MPs and a Lord urge Transport Secretary to do more for cycling

MPs – and a Lord – from the All Party Parliamentary Cycling Group met with Secretary of State for Transport Patrick McLoughlin yesterday, and pressed him on his department’s lacklustre support for cycling.

MPs Ruth Cadbury, Alex Chalk, Dr. Sarah Wollaston and Steve Brine were joined by Lord Berkeley. They asked the Transport Secretary to clarify the funding for cycling following the recent reduced settlement in the Comprehensive Spending Review. The MPs and Lord Berkeley also urged
McLoughlin to chivvy his department along over the adoption of National Design Standards. London and Wales have been sharing a “Best Practice Base” to share knowledge but nationally little appears to moving.

McLoughlin said that he will be “very mindful to fund cycling bids submitted through the Local Growth Fund.” When challenged on the APPCG call for spending £10 per head, per annum on cycling (one of the APPCG’s 18 Get Britain Cycling recommendations), he said he while he could not guarantee it, there is no reason why “all the pots of money available to cycling, won’t add up to £10 per head”.

The APPCG members also asked McLoughlin to follow the lead taken by the Highways Agency and ensure that all DfT-funded road schemes are “cycle-proofed”.

As HGV-related cycle deaths has been a major issue for the APPCG, members sought assurance that the Transport Secretary would focus attention on initiatives that reduces deaths and serious injuries of cyclists under the wheels of heavy lorries. Initiatives discussed included incentivising hauliers to invest in direct vision lorries, encouraging site developers to transport heavy loads by rail rather than road, and for the DfT to work with other departments to consider hypothecating fines to make enforcement regimes more affordable for police and local authorities.
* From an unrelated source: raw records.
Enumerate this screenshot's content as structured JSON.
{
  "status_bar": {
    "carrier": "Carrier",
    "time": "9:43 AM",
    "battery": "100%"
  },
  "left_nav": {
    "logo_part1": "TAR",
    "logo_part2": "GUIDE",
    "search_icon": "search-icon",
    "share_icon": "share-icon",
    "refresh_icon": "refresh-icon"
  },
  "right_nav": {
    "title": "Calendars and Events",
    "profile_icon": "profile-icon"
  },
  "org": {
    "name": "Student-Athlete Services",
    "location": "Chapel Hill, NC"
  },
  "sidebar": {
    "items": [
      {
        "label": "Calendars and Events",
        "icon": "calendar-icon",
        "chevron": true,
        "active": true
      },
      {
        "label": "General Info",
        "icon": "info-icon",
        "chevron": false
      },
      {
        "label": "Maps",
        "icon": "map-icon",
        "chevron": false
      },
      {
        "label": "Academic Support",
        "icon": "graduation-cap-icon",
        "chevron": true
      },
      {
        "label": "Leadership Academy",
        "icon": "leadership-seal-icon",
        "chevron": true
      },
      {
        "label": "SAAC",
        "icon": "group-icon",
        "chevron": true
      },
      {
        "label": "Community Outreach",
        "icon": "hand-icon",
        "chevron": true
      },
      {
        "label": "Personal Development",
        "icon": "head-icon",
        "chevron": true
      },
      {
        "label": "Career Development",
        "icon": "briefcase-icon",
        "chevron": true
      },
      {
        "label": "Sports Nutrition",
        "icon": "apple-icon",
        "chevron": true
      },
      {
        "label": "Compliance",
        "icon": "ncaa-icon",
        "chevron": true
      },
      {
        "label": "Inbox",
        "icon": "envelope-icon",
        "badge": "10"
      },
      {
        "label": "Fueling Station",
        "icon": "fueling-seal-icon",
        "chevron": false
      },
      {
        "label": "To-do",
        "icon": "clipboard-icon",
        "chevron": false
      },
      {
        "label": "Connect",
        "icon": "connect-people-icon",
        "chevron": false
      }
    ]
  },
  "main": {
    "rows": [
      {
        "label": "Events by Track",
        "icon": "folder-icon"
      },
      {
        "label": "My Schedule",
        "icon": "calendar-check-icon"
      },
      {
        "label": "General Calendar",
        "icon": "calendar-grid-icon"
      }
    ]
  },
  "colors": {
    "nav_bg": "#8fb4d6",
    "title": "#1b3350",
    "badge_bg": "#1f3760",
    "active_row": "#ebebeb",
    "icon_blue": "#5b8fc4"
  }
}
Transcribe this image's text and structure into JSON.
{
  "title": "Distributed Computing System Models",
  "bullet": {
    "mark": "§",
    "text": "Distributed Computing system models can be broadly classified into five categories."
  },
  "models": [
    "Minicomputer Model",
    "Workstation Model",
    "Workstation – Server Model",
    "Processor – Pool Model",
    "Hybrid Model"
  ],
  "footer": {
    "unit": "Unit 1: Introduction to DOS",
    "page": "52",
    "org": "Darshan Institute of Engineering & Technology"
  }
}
Ruth Cadbury, co-chair of the parliamentary cycling group, said: “The Secretary of State shared our concerns over the safety of cyclists and I feel encouraged that he will pursue the suggestions that we made, particularly encouraging Local Authorities to cycle-proof their roads, based on the Highways Agency model.”

Fellow co-chair Alex Chalk said: “I was encouraged by the Secretary of State’s comments about funding streams available through the Local Growth Fund. It is delivering those safe cycle schemes that will be key to getting more people onto bikes.”

Training is not an alternative to good infrastructure, confirms trade body

TABS, the Association of Bikeability Schemes, has issued a statement confirming that it does not believe cycle training takes the place of good cycling infrastructure, such as cycleways. This topic is often controversial on social media, with some cycle advocates stating that the money pumped into Bikeability by the Department for Transport would be better spent on protected bicycle infrastructure.

Bikeability is “cycling proficiency for the 21st century”, designed to give the next generation the skills and confidence to ride their bikes on and away from roads. TABS is a body set up to represent the cycle training industry.

The TABS statement is short and to the point:

“Training is not an alternative to good infrastructure but one of many measures that encourage cycling.”

On social media it is sometimes mentioned that Dutch children don’t need cycle training because they can get to and from school on protected cycling infrastructure. In fact, Dutch children do receive cycle training, partly because they sometimes have to share roads with motor vehicles.

Tej Mistry, the CTC representative on the TABS board, said:

“The importance of infrastructure is clear, as is the continued requirement for improved conditions, facilities, and engineering advancements.”

Mistry added: “Fundamentally, cycling is a safe activity whether for leisure, recreation or transport. Encouraging people to cycle brings an array of wider benefits.

“A key element to increasing levels of cycling is education through cycle training to support the development of new cyclists through confidence-building and skills development. Training, especially for young people through Bikeability, will drive long-term health and social benefits for society.”